The new year is off to a bad start for workers as two textile factories employing over 4000 workers are considering retrenching an undisclosed number in anticipation of the projected economic slowdown in 2023.
Lesotho Precious Garments and Hippo Knitting are the two factories considering laying off some of their workers to stabilise their operations.
Lesotho Precious Garments employs about 3800 workers, while Hippo Knitting employs around 900 workers.
In a letter dated January 11 addressed to factory unions, Lesotho Precious Garments has suggested for workers who have reached retirement age to come forth for termination of their contracts, while others have been encouraged to take voluntary resignations.
The firm has blamed the Russia/Ukraine war’s effect on the global economy among the factors likely to affect its operations.
Hippo Knitting on the other hand has called trade unions to a meeting where it plans to discuss the impending retrenchments it has planned. The meeting is scheduled for next week.
“Management of Lesotho Precious Garments wishes to inform your good office that on account of the ongoing economic meltdown affecting the African and Asian countries, which crisis was precipitated by ongoing war between Russia and Ukraine and other factors are beyond the control of the company, the operations of the company are going to going to be affected,” Precious Garments said in the letter.
“The company informs your good office that it is likely to face some retrenchments from the beginning of this year 2023. A glimpse of a job shortage was observed during the just ended festive season where people who were engaged to do special and urgent orders had to be sent back home earlier than the agreed timeframe, and there are clear signs that more and more of such incidences will replicate themselves. The experts have advised that the crisis is likely to ensue for the larger period of 2023.”
“Against the above stated background, the company wishes to inform all relevant stakeholders of the said development. Even though the schedule of engagement is going to be released soon, the company finds it of great importance that alternative measures aimed at remedying the situation be considered by all concerned.”
The company then made some proposals for consideration by the stakeholders.
“A voluntary resignation aimed at securing the long services can be taken, and all employees who have exceeded the statutory retirement age are also encouraged to approach management for arrangement that lead to mutual termination plans.
“This proposal becomes very ideal now that the buyers had on number of occasions advised the company to refrain from making people who have reached statutory retirement age to continue working.
“Further and more proposals will be made as the year starts and extensive consultations for all concerned will further be made to all who will be concerned. A follow up correspondence on the same matter will be made in the upcoming weeks of the year.”
Samuel Mokhele, the secretary general of the National Clothing, Textile and Allied Workers Union (NACTWU) said there was nothing much they could they do.
“At the moment we as the union have no move to make as these are mere forecasts and we are yet to discuss them. We will monitor the situation to ensure that all processes are done by the book, and also discuss possible solutions for a way forward,” Mokhele said.
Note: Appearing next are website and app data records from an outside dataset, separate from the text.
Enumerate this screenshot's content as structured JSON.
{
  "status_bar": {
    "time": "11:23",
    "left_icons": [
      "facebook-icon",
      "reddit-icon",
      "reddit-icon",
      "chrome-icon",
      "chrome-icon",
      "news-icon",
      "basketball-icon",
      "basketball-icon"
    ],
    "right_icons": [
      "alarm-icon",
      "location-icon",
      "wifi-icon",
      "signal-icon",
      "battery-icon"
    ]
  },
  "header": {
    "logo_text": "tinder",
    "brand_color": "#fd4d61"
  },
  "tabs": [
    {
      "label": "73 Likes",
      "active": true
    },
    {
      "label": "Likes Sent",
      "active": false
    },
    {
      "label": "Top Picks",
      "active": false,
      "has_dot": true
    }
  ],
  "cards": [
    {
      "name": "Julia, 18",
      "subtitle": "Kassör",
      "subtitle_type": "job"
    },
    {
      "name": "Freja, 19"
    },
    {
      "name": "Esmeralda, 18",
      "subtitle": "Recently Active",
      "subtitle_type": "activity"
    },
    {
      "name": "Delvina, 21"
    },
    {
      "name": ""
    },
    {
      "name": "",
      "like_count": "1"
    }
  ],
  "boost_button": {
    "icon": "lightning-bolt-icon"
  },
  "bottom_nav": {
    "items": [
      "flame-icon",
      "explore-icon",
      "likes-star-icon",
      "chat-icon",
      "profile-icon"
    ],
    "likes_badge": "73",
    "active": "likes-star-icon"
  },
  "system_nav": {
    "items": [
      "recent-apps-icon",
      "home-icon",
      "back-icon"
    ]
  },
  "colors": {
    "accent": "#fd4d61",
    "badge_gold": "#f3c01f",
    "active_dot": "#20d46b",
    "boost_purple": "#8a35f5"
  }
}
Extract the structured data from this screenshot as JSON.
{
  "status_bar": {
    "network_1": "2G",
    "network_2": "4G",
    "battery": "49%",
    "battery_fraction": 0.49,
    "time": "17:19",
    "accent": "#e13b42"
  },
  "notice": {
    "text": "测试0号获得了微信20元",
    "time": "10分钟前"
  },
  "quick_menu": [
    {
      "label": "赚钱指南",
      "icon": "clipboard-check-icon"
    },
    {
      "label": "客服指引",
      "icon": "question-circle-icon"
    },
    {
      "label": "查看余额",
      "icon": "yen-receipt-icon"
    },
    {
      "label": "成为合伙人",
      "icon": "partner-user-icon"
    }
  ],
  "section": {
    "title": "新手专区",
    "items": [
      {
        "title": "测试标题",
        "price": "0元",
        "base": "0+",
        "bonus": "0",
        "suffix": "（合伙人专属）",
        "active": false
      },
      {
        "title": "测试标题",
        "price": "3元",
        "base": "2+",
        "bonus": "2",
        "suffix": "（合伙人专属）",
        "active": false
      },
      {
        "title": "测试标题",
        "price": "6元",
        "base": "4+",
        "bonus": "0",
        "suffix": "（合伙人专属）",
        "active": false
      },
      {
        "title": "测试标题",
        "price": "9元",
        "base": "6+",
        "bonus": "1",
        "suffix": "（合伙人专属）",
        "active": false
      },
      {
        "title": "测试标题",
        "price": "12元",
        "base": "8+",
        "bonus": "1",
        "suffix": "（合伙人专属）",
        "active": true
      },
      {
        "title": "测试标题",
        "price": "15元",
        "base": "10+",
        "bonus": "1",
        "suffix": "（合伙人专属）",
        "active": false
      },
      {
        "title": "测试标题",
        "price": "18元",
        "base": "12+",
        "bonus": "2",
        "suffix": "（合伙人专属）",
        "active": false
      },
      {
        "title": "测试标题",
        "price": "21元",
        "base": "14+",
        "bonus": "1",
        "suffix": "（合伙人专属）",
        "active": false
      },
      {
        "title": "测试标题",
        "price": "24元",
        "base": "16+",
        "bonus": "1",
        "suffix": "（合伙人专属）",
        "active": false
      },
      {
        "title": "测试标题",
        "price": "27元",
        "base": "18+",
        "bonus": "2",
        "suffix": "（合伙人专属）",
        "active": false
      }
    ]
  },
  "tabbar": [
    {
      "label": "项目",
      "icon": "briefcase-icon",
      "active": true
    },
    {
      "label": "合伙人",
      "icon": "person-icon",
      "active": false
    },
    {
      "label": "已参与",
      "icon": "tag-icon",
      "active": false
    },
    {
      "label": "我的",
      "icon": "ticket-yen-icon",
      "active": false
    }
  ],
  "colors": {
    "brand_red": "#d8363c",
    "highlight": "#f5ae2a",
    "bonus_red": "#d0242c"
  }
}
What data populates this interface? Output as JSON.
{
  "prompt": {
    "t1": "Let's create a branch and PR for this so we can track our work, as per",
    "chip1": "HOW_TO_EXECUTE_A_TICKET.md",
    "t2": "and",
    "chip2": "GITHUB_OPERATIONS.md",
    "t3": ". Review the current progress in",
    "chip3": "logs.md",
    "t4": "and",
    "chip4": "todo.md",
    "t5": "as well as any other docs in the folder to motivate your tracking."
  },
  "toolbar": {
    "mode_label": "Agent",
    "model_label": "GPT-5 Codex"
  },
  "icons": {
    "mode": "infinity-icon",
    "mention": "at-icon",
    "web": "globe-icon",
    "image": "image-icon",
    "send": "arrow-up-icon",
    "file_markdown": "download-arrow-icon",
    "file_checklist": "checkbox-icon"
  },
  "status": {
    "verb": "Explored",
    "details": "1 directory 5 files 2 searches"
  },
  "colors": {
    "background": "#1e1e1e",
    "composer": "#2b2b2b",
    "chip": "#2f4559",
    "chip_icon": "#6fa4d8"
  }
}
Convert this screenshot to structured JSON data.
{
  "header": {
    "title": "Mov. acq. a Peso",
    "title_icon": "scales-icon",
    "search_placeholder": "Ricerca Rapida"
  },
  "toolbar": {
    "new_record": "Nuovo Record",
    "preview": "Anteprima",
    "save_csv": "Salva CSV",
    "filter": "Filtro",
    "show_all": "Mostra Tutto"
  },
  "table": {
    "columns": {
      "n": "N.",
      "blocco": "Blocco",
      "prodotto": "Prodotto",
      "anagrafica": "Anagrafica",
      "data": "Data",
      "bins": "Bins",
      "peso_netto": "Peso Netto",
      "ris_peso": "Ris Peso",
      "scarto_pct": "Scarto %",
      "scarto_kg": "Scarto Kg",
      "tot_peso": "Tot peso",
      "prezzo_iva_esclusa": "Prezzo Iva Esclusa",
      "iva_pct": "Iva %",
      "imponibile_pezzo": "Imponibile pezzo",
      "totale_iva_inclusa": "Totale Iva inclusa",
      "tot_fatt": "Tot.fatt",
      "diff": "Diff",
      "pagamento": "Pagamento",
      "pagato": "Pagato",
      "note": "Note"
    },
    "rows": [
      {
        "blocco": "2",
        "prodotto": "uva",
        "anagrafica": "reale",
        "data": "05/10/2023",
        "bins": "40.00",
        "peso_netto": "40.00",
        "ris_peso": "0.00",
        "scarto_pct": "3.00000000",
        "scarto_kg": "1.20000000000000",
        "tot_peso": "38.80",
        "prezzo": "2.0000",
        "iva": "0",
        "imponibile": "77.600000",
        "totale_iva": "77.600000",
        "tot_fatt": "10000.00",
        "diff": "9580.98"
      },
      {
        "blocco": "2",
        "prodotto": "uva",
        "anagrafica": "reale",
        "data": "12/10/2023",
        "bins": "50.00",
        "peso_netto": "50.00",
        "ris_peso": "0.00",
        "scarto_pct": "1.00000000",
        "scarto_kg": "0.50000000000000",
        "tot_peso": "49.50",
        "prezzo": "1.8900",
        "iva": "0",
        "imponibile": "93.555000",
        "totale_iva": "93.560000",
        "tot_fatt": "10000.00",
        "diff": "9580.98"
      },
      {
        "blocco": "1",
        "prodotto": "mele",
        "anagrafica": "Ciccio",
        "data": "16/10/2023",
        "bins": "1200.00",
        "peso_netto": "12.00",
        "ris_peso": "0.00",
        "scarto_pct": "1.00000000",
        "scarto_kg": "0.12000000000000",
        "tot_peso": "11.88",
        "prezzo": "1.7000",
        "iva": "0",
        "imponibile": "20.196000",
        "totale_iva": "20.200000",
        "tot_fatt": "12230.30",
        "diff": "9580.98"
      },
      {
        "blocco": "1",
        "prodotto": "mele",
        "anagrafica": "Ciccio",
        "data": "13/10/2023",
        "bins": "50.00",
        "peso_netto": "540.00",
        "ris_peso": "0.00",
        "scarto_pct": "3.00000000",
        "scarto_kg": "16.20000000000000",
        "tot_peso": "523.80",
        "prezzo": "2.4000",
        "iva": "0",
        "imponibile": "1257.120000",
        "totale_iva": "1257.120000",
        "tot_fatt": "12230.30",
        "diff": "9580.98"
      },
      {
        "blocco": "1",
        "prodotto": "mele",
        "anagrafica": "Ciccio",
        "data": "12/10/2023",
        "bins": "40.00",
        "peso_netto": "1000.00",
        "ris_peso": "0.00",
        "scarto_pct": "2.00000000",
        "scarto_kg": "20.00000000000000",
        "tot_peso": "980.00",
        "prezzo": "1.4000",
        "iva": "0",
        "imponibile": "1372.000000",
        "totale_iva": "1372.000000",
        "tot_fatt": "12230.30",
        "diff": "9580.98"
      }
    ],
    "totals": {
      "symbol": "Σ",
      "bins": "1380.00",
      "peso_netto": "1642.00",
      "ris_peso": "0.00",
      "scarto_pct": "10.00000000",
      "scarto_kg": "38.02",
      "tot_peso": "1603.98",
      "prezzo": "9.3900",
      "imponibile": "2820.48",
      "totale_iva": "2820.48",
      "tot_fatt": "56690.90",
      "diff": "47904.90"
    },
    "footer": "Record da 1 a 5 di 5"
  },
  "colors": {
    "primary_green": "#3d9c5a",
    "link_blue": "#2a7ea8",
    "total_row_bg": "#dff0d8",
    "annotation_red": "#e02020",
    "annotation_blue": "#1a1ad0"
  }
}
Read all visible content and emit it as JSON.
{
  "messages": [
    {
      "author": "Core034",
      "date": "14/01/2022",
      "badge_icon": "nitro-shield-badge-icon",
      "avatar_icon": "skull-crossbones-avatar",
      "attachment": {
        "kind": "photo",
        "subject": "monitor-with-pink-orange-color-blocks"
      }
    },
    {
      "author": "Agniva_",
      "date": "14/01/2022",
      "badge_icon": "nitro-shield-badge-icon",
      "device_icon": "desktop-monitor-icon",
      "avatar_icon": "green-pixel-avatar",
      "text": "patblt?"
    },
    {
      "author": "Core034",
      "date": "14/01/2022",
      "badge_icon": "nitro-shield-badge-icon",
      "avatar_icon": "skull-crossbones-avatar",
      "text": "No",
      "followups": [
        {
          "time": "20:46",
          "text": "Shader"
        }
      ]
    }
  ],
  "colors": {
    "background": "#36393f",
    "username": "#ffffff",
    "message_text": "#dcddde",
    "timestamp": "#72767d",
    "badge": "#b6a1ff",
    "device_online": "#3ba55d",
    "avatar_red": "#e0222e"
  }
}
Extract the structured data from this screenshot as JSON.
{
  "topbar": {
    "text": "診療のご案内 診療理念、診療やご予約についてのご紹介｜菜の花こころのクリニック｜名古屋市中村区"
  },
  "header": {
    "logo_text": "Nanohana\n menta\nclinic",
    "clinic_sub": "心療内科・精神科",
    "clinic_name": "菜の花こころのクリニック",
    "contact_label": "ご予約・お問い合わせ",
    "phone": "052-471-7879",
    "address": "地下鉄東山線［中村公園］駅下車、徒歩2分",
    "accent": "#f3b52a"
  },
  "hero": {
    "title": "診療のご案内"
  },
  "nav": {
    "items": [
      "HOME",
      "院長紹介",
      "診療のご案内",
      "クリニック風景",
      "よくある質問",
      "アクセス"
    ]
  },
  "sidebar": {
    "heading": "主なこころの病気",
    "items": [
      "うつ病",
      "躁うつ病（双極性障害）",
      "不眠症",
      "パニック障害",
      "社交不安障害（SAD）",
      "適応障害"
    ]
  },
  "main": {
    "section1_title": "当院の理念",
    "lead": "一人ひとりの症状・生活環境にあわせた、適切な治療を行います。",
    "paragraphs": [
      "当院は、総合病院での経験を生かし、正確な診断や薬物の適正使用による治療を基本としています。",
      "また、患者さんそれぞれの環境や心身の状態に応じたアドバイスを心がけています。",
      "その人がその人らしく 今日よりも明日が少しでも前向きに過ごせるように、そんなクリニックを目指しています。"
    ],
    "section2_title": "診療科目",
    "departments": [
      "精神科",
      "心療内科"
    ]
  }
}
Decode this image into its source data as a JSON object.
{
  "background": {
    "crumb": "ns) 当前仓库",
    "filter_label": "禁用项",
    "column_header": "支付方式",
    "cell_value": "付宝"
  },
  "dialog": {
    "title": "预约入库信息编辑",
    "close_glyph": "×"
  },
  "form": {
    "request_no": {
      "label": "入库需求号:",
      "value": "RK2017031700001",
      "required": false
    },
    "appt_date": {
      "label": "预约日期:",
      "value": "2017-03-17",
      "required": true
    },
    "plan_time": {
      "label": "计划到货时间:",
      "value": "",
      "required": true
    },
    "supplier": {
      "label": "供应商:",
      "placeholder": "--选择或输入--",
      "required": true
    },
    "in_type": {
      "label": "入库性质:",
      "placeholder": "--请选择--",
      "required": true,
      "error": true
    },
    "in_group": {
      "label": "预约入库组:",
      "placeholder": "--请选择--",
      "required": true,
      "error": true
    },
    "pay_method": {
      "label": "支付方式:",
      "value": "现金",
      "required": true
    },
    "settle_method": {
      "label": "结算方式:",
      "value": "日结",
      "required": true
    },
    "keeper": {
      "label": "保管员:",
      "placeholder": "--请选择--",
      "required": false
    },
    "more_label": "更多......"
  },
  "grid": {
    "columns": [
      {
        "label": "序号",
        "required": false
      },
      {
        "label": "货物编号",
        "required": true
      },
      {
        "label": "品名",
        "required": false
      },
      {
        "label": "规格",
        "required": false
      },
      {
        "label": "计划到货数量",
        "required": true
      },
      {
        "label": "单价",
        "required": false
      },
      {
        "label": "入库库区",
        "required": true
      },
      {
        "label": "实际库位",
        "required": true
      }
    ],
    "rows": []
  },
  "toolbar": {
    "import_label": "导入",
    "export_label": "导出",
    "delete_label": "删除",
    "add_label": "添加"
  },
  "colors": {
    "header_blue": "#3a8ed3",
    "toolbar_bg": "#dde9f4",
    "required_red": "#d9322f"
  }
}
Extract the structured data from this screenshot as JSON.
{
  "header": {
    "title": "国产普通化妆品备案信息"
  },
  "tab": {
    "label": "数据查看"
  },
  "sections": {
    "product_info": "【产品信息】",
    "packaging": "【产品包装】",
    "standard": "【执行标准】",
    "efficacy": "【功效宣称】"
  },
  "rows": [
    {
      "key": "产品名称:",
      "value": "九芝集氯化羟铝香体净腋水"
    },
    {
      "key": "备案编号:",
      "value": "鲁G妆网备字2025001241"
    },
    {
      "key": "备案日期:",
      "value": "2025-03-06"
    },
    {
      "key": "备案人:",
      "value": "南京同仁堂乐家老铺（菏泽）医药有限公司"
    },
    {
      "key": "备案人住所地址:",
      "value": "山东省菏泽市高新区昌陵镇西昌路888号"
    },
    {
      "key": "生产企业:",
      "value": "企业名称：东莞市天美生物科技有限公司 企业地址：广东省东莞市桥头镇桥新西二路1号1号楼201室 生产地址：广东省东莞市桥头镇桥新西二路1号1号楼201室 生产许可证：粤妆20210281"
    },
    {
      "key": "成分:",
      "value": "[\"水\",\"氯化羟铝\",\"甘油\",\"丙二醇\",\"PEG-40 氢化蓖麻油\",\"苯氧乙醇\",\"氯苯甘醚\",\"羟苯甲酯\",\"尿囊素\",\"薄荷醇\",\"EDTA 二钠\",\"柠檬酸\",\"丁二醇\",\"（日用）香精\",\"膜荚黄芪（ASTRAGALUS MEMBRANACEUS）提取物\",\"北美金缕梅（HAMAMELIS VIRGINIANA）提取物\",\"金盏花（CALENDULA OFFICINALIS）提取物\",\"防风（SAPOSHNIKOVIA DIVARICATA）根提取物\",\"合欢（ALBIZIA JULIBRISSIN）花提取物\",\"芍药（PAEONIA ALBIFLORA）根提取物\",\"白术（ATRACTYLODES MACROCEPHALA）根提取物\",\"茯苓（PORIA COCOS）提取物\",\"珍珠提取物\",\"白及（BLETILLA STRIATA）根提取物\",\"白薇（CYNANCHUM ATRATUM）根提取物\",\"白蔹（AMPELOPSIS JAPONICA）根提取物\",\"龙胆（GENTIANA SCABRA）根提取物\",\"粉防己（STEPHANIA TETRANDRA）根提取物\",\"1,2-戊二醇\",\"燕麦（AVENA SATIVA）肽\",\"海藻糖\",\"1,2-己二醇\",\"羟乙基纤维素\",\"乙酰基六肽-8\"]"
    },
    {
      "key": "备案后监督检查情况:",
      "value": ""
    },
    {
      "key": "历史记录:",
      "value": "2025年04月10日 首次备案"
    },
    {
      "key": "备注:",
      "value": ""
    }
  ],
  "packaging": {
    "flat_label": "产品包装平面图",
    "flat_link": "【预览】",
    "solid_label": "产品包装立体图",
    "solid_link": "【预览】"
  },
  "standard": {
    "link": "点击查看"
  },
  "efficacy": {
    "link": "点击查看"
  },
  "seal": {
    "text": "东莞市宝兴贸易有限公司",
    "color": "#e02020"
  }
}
Lesotho’s textile sector is estimated to have offloaded over 10 000 workers since the onset of Covid-19 in 2020 to date, and a further jobs carnage is likely to worsen the existing socio-economic challenges in the country.